Monday, January 21, 2013

New Year, New Ways

I am one of those people who likes new year's resolutions. I made some great ones last year. I didn't achieve all of them, but I worked on each a bit, which makes me proud. This year, I decided to renew a few of last year's resolutions - do more yoga and learn spanish - plus, I've been forming some rather unique new ones. One of the most important is that I won't beat myself up for being a good person. It sounds silly, I know, but my last post was full of detest for my "good" self, so I felt that I had to decide whether I would hate myself, change myself, or accept myself. I decided that being a good person was not something that I should be fighting. The real problem is that I need to be smarter and safer.

That leads to the second resolution: I will google people more. You might be laughing, but as I'm building a new life for myself I am letting new people into it, rapidly. If I have a tool in my hand that will give me some background about those that I am befriending then I should use it! This is a big deal to me because I am also a polite person and "googling" someone feels impolite. It even feels a little sneaky. It feels so strange, in fact, that it took me the first 20 days into the new year before I decided to do it.

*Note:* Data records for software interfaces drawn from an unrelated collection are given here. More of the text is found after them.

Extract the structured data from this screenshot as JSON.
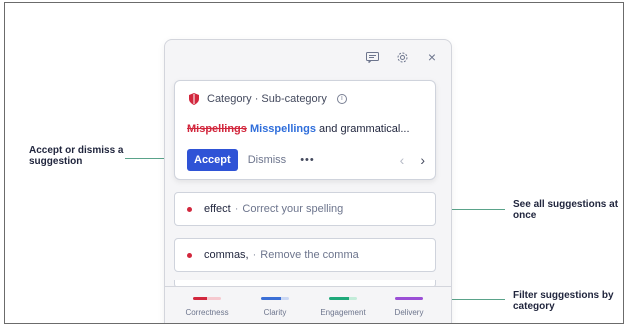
{
  "panel": {
    "toolbar": {
      "feedback_icon": "feedback-icon",
      "settings_icon": "gear-icon",
      "close_icon": "close-icon",
      "close_glyph": "×"
    },
    "main_card": {
      "category": "Category · Sub-category",
      "info_glyph": "i",
      "misspelled": "Mispellings",
      "correction": "Misspellings",
      "rest": " and grammatical...",
      "accept_label": "Accept",
      "dismiss_label": "Dismiss",
      "more_label": "•••",
      "prev_glyph": "‹",
      "next_glyph": "›"
    },
    "suggestions": [
      {
        "word": "effect",
        "sep": "·",
        "description": "Correct your spelling"
      },
      {
        "word": "commas,",
        "sep": "·",
        "description": "Remove the comma"
      }
    ],
    "categories": [
      {
        "label": "Correctness",
        "color": "#d2273d"
      },
      {
        "label": "Clarity",
        "color": "#3b6fd6"
      },
      {
        "label": "Engagement",
        "color": "#1fa97a"
      },
      {
        "label": "Delivery",
        "color": "#9b4fd6"
      }
    ]
  },
  "callouts": {
    "accept": "Accept or dismiss a suggestion",
    "see_all": "See all suggestions at once",
    "filter": "Filter suggestions by category"
  },
  "colors": {
    "accent": "#2f53d6",
    "error": "#d2273d",
    "callout_line": "#5aa38a"
  }
}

Drumroll for my first google project . . . I made a new friend, a man quite a bit older than myself. I enjoy his company. He seems smart and kind. He flatters me to a ridiculous extent, which made me question whether he is flirting with me. I feel a mix of pleasure and discomfort in his presence. It bothered me to the point that he became my first google project. I sighed as I pulled up an old news article from the google list with his mug shot on it. Several years ago he killed a cyclist while drunk driving. The article pointed out that it was not his first incident of drunk driving. He went to prison for several years.

Lord almighty, a felon and possible alcoholic. Just my luck.

This brings me to my third resolution: don't hide significant things from the people who matter. Like anyone else, I have a tendency to glaze over information that I believe my family and friends will criticize. It might be a natural and normal habit, but I've decided it is immature and sometimes harmful. The people who have proven their love for me in the last few years are exactly the people I should be sharing the story of my life with and trusting them to help me form a healthier, safer existence.

My google project is a good example because, even as I read the article, I knew that I would probably still give him a chance at friendship. My instinct was to not mention any of this to my mother, who I feared would judge me as a fool for being kind to a convict. However, I was true to my resolution and told her about the story. I shared it in a black humor tone, starting with "Do you want to hear something awful?" After the story, she just looked sad and shook her head, but didn't say anything harsh. I figure I'll give her a day to soak it in and then ask her what she thinks about it tomorrow.

And if my mother suggests that I stay away from the convicted drunk driving murderer? Well, that makes sense. I'll be glad that my mother wants me safe. And I might even listen to her . . . But he did serve his time and has been "rehabilitated". He is probably sober. He might be terribly repentent and needs the world to give him a chance . . . Or he is a manipulative addict looking for a good person to be his patsy.

Well, this debate could go on a while, so I'm going to set it on the shelf for a week or so . . . In the meantime, I will just be satisfied that I am keeping to my new resolutions.

Oh yeah, Jake was sentenced to 8 years in prison for combined counts of sexual assault and attempted sexual assault on a minor by a person in a position of trust. This news is still soaking into my head and heart. I'm not exactly disappointed or upset by it. I figure I can take my time in forming my opinion and reaction on this news.